NaI:Tl Scintillation counter

I found some cheap NaI:Tl scintillation probes on ebay. I wanted to play with a NaI:Tl scintillator for quite some time so I couldn't help myself and bought one. The probe was made by Bicron / Saint-Gobain, these probes are normally used to find out if a truck has loaded any illegal goods by essentially X-Raying the entire truck. The probes are arranged in a Line, every probe represents a single pixle. Every probe is fitted with a pot to trim the pixels intensity. 

The probe's enclosure is made from thin stailess steel. The crystal seems to be enclosed with aluminium sheets and is glued in (I'd assume by using epoxy). 

These probe was fitted with a quite expensive military-style plug by Lemo. As I didn't feel like paying a lot of money for a matching jack, I chose to remove the connector and replace it with a standard BNC plug. The probe has no additional signal output. Instead the signal is aquired by monitoring the current the probe is drawing. I used a resistor to archieve a voltage drop when the current is rising and a small cap to get rid of the DC offset. This setup is obviously not perfect as the voltage delivered to the Photomultiplier will be dependent on it's current and thus affect the PMT's gain causing distortion in the aquired spectal data.

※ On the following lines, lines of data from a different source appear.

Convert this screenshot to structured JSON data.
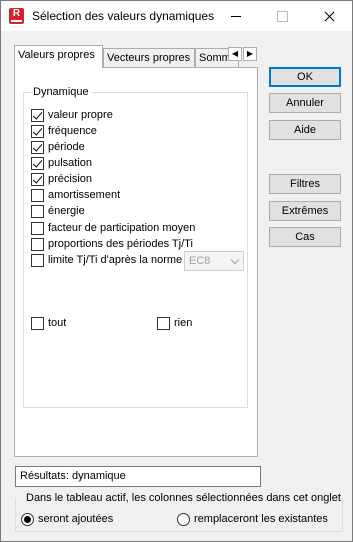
{
  "window": {
    "title": "Sélection des valeurs dynamiques",
    "app_icon_letter": "R"
  },
  "tabs": [
    {
      "label": "Valeurs propres",
      "active": true
    },
    {
      "label": "Vecteurs propres",
      "active": false
    },
    {
      "label": "Somm",
      "active": false
    }
  ],
  "group": {
    "legend": "Dynamique",
    "items": [
      {
        "label": "valeur propre",
        "checked": true
      },
      {
        "label": "fréquence",
        "checked": true
      },
      {
        "label": "période",
        "checked": true
      },
      {
        "label": "pulsation",
        "checked": true
      },
      {
        "label": "précision",
        "checked": true
      },
      {
        "label": "amortissement",
        "checked": false
      },
      {
        "label": "énergie",
        "checked": false
      },
      {
        "label": "facteur de participation moyen",
        "checked": false
      },
      {
        "label": "proportions des périodes Tj/Ti",
        "checked": false
      },
      {
        "label": "limite Tj/Ti d'après la norme",
        "checked": false
      }
    ],
    "norm_select": {
      "value": "EC8"
    },
    "all_label": "tout",
    "none_label": "rien"
  },
  "buttons": {
    "ok": "OK",
    "cancel": "Annuler",
    "help": "Aide",
    "filters": "Filtres",
    "extremes": "Extrêmes",
    "cases": "Cas"
  },
  "result": "Résultats: dynamique",
  "bottom": {
    "legend": "Dans le tableau actif, les colonnes sélectionnées dans cet onglet",
    "options": [
      {
        "label": "seront ajoutées",
        "checked": true
      },
      {
        "label": "remplaceront les existantes",
        "checked": false
      }
    ]
  }
}
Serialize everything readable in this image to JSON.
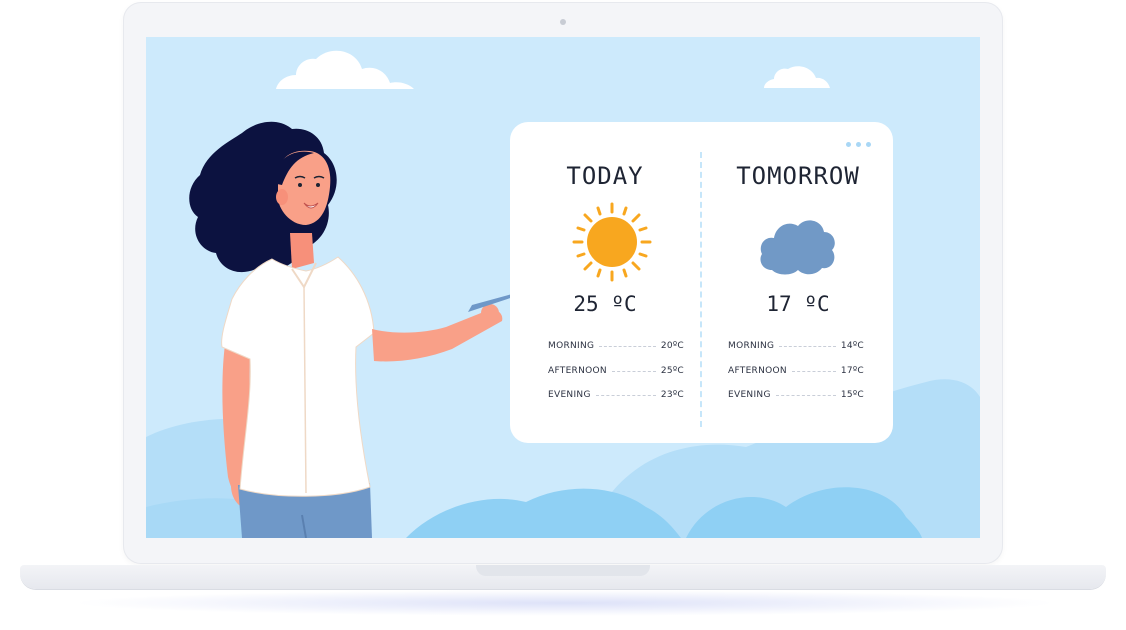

I still had a few CCFL-inverters laying arround, unfortunately there was no magic smoke left in them. However the transformers were still good so I just added a small Royer-ciruit by using some standard TO92 NPN-transistors (2N3904, BC547 ...). I also added a voltage multiplier as the transformers didn't quite archieve the voltage I needed.

The PMT's power supply has to be regulated in order to archieve a conistent BIAS voltage which is not affected by the tube's counting rate. I wanted to use operational amplifiers to archieve that, but I also wanted the entire circuit to run from a signel 5V DC supply. After spending a few hours investigating "strange" opamp behaviour I decided to search the Internet on weird TL07X-behaviour. I imediately found out that TL07X-opamps are affected by phase-reversal (felt a bit dumb having spent several hours scratching my head). So I decided to get one of these nice (and expensive) opamps (AD822) which worked without further problems.

The circuit is quite simple. A 2.5V reference voltage is generated using a LM336 voltage-reference which is then fed into a simple opamp buffer. The buffer's output is fed into another opamp's inverting input via a 10k trim pot. The HV is measured using a resistive divider and fed into the opamp's non inverting input. The opamp will pull it's output low if the voltage on the inverting input exeeds the voltage on the non-inverting input. This will allow a flow of current into the opamp's "output" driving a PNP-transistor if the measured Voltage is below the desired Voltage set using the trim-pot. 
I had a few BD678 PNP-Darlington transistors laying around so I just used one of these.

Using a 5V supply I archieved a maximum Voltage of roughly 1200V-. The PMT used in the Bicron probe needs a bias voltage of about 700V. Due to the probe's internal resistor network this results in a voltage of about 900V being required to operate the probe. The circuit draws about 150mA with the probe connected. This translates to a power use of about 0,6VA, The royer's ripple is still present so the circuit will probably require additional shielding/filters.

I also designed a small PCB (layout.pdf):

The CCFL-Inverter I used for the PCB-version was still working so I also salvaged the original transistors and the cap.

 

First tests without additional signal conditioning worked out suprisingly well. (Software: Theremino MCA, ADC: Roland Cakewalk UA25-EX):

Cs-137:

Uranium ore (N.O.R.M) found in Wittichen / Black Forest:

2016 J. Weigelt - www.janelo.net